Last night, the ONEMI (Oficina Nacional de Emergencias) and SERNGEOMIN (Chilean Geological Survey) in Chile raised the alert status for the area around Cerro Hudson in the southern Andes. Normally, raising the alert status like this is due to an acute change, when the behavior of the volcano shifts suddenly. However, this time, the elevation to Yellow alert status at Cerro Hudson is due to accumulated events over the past month.
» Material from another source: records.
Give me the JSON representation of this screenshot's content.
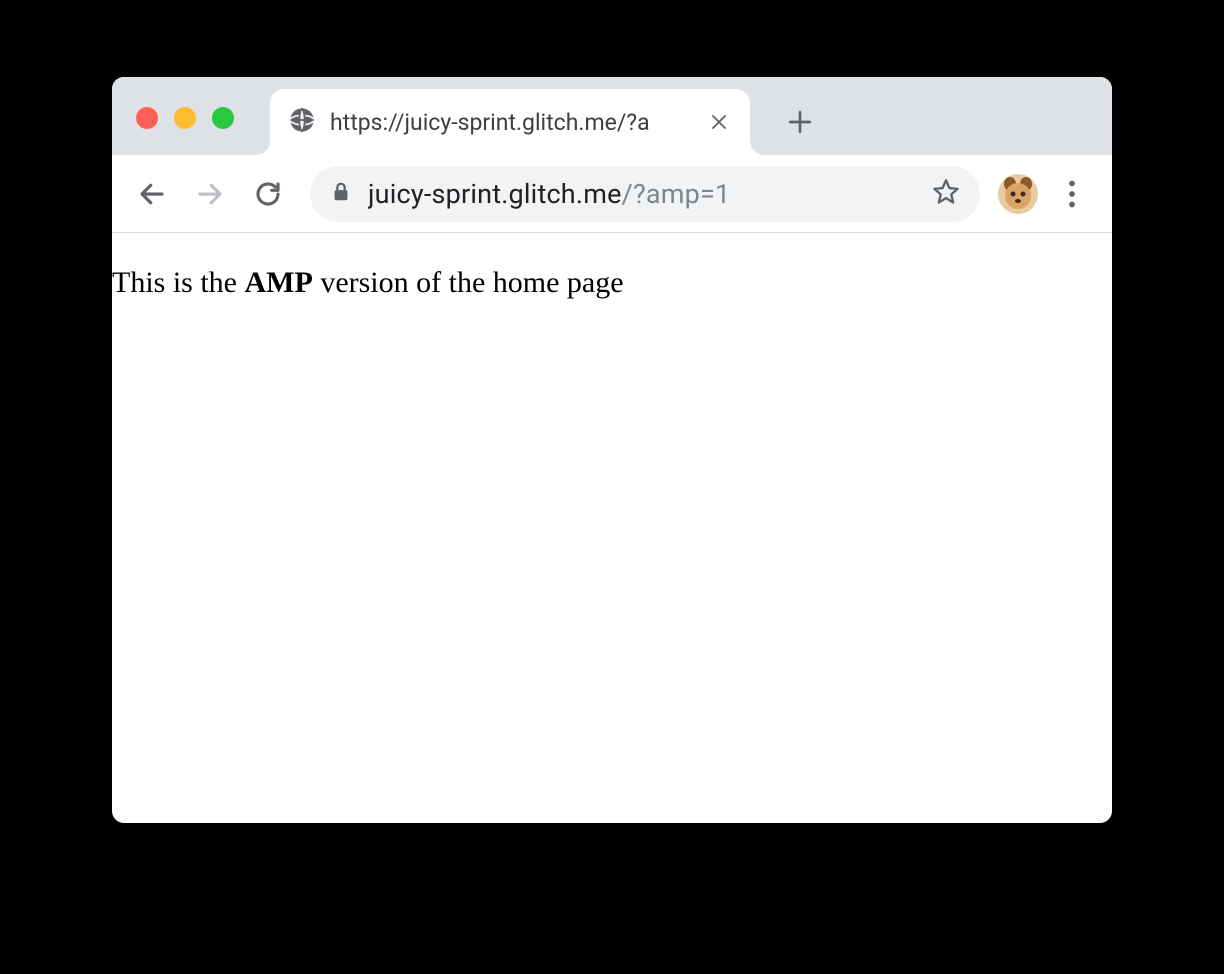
{
  "tab": {
    "title": "https://juicy-sprint.glitch.me/?a"
  },
  "toolbar": {
    "url_host": "juicy-sprint.glitch.me",
    "url_query": "/?amp=1"
  },
  "content": {
    "text_before": "This is the ",
    "bold_text": "AMP",
    "text_after": " version of the home page"
  }
}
Dozens of small earthquakes have occurred since the start of November, none stronger than M3.2. But their location (in geographic space and depth) are similar to those before the last eruption of Hudson in 2011. The number of earthquakes hasn’t increased much above the baseline activity at an active volcano like Hudson, but energy released by the largest earthquakes has been increasing over the past few months. Combine that with the fact that the earthquakes have the character of those associated with magma movement, and the SERNAGEOMIN and ONEMI decided to treat Hudson with an abundance of caution, setting up a 3.5 kilometer exclusion zone around the volcano. Hudson is a fairly unknown volcano to most people, but it did produce one of the largest eruptions in the latter half of the 20th century. The 1991 eruption was a VEI 5 event, which is on the same scale as Mount St. Helens in 1980 (and a bit smaller than the much more famous eruption of Pinatubo that had happened earlier that year). Even the 2011 eruption, which was VEI 2, opened three new vents on the volcano and covered the ice-filled summit caldera with dark grey ash. So, any unrest like this at Hudson bears close watching. Mexico’s Popocatépetl had some of its strongest explosions of the year—large enough to force the closure of airports around Mexico City. The explosive plumes reached ~5 kilometers (~15,000 feet) and spread ash on the region. It was the removal of the ash from the runways that caused the Puebla Airport to close. You can watch all the rumblings and explosions at Popocatépetl on the webcam pointed at the volcano.